Meet Helen’s Flying Frog (Rhacophorus helenae). A huge, green, “flying” frog that, up until now, was completely unknown to science.
At first it may seem strange that such a fantastic and obvious frog (up to almost 10 cm body length) could escape discovery until now, less than 100 km from an urban centre with over 9 million people. But these frogs are called Flying Frogs for a reason, and it’s their arboreal nature that likely kept them out of view from biologists for so long.
The term “Flying Frog” is used to describe many frogs in the genus Rhacophorus, but Helen’s Flying Frog belongs to the group of frogs that have the greatest ability glide. Armed with large hands and feet that are fully webbed, and even having flaps of webbing on the outside of their arms, Helen’s Tree Frog is able glide gracefully down from trees to breed in forest pools, and probably even glide from tree to tree. Because they likely spend most of the time in the forest canopy, they’ve remained largely out of sight.
To date, Helen’s Tree Frog is still only known from two patches of lowland forest surrounded by a sea of agricultural land in southern Vietnam. Lowland forests are among the most threatened habitats in the world, largely because they are so accessible (no mountains for people to scale in order to get there!).

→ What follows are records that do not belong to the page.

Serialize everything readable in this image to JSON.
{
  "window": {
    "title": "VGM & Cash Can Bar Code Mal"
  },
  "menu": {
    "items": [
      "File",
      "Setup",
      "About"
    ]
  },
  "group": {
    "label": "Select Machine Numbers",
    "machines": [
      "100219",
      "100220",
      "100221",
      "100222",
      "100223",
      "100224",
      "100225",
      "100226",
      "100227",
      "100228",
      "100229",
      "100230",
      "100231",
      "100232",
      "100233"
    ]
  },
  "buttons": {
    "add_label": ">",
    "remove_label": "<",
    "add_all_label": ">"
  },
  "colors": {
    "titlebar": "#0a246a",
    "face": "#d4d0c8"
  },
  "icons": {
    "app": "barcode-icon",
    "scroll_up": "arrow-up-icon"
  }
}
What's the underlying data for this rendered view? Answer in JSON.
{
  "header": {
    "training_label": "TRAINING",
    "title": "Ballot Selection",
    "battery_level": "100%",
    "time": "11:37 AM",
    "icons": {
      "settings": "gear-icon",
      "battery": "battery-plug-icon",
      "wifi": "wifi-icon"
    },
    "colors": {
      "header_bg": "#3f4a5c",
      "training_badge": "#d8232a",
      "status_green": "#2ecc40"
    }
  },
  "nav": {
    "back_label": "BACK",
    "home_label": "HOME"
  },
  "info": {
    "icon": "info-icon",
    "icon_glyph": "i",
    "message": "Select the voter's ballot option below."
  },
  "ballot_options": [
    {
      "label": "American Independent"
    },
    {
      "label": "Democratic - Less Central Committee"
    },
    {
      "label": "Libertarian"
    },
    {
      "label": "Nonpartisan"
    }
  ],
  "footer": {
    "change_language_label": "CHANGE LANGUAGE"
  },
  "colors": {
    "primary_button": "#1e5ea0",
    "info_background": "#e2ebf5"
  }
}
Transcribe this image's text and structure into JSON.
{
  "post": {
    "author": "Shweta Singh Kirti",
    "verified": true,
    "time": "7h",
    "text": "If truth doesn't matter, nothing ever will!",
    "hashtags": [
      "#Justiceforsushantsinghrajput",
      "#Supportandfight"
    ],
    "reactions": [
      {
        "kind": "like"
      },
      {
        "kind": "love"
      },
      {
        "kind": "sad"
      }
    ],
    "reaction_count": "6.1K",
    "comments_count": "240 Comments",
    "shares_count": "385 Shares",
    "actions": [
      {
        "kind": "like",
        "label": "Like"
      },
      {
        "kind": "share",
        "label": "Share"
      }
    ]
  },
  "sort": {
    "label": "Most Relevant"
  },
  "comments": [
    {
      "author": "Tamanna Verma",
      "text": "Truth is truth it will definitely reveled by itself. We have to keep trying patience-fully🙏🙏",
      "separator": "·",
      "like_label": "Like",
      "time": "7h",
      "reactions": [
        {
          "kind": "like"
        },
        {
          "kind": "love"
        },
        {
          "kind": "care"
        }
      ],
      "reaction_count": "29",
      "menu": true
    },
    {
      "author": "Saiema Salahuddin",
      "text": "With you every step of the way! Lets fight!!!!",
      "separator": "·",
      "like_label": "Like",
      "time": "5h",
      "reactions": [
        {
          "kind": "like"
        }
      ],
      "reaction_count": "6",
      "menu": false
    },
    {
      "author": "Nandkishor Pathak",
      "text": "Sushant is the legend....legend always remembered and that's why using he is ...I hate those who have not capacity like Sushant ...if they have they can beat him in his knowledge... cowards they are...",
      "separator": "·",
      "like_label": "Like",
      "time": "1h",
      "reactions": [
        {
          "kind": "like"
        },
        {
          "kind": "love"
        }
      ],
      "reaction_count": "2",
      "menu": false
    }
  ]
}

While Helen’s Tree Frog has only just been discovered by biologists, unfortunately this species, like many others, is under great threat from ongoing habitat loss and degradation.

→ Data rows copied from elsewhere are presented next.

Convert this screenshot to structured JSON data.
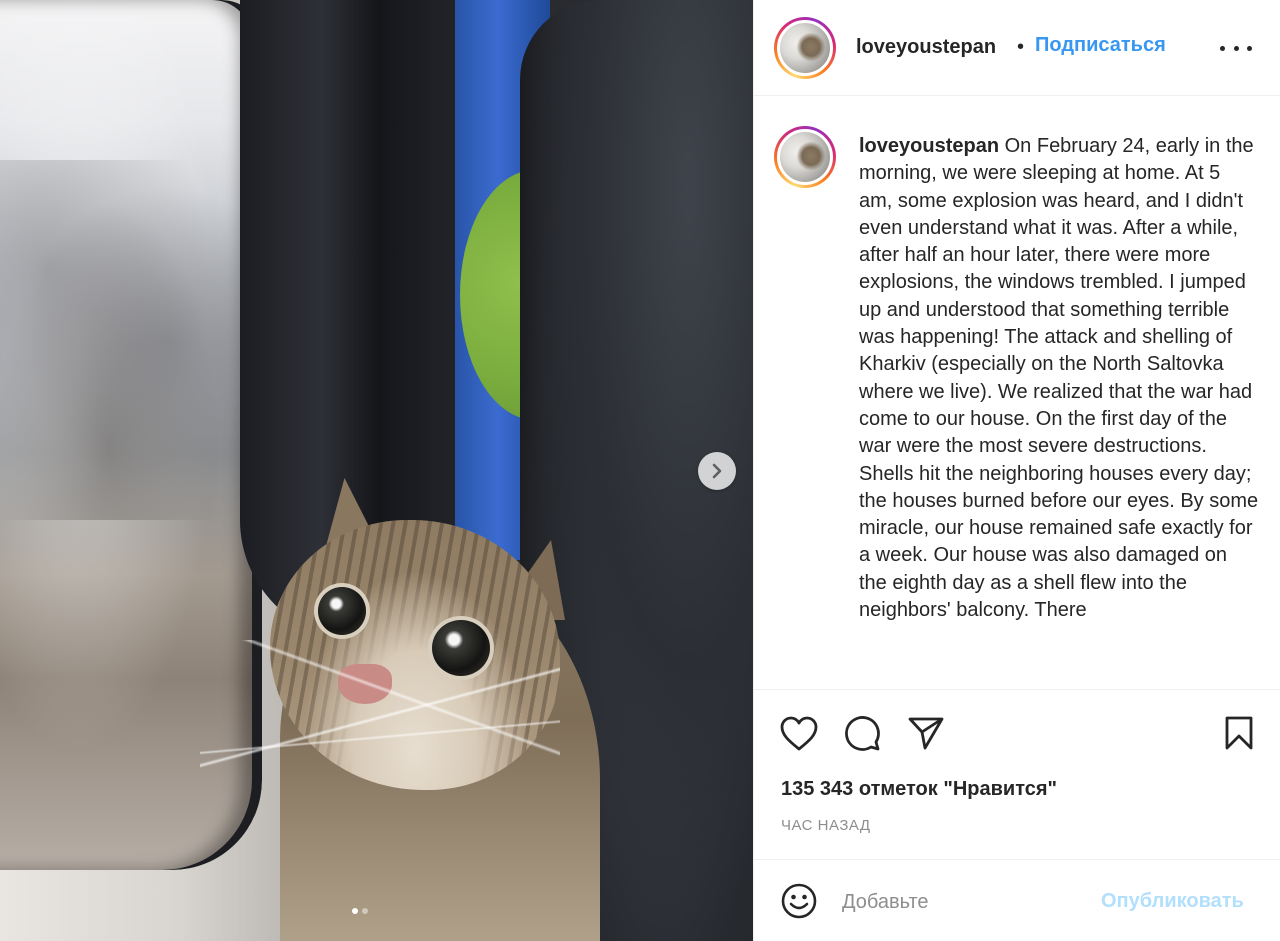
{
  "post": {
    "image_alt": "",
    "carousel": {
      "count": 2,
      "active_index": 0
    }
  },
  "header": {
    "username": "loveyoustepan",
    "separator": "•",
    "follow_label": "Подписаться",
    "more_icon": "more-horizontal-icon"
  },
  "caption": {
    "username": "loveyoustepan",
    "text": "On February 24, early in the morning, we were sleeping at home. At 5 am, some explosion was heard, and I didn't even understand what it was. After a while, after half an hour later, there were more explosions, the windows trembled. I jumped up and understood that something terrible was happening! The attack and shelling of Kharkiv (especially on the North Saltovka where we live). We realized that the war had come to our house. On the first day of the war were the most severe destructions. Shells hit the neighboring houses every day; the houses burned before our eyes. By some miracle, our house remained safe exactly for a week. Our house was also damaged on the eighth day as a shell flew into the neighbors' balcony. There"
  },
  "actions": {
    "like_icon": "heart-icon",
    "comment_icon": "comment-icon",
    "share_icon": "paper-plane-icon",
    "save_icon": "bookmark-icon",
    "likes_text": "135 343 отметок \"Нравится\"",
    "time_ago": "ЧАС НАЗАД"
  },
  "comment": {
    "emoji_icon": "smiley-icon",
    "placeholder": "Добавьте",
    "publish_label": "Опубликовать"
  },
  "colors": {
    "link_blue": "#3897f0",
    "publish_disabled": "#b2dffc",
    "text": "#262626",
    "muted": "#8e8e8e",
    "divider": "#efefef"
  }
}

Our discovery was a collaboration between biologists at the Australian Museum (Sydney, Australia), the University of Science–Ho Chi Minh City (Ho Chi Minh City, Vietnam), and Zoologisches Forschungsmuseum Alexander Koenig (Bonn, Germany); and supported by funding from Ocean Park Conservation Foundation Hong Kong, ADM Capital Foundation, The John D. and Catherine T. MacArthur Foundation, the University of Science Ho Chi Minh City, the Ministry of Education and Training of Vietnam, and the German Academic Exchange Service (DAAD).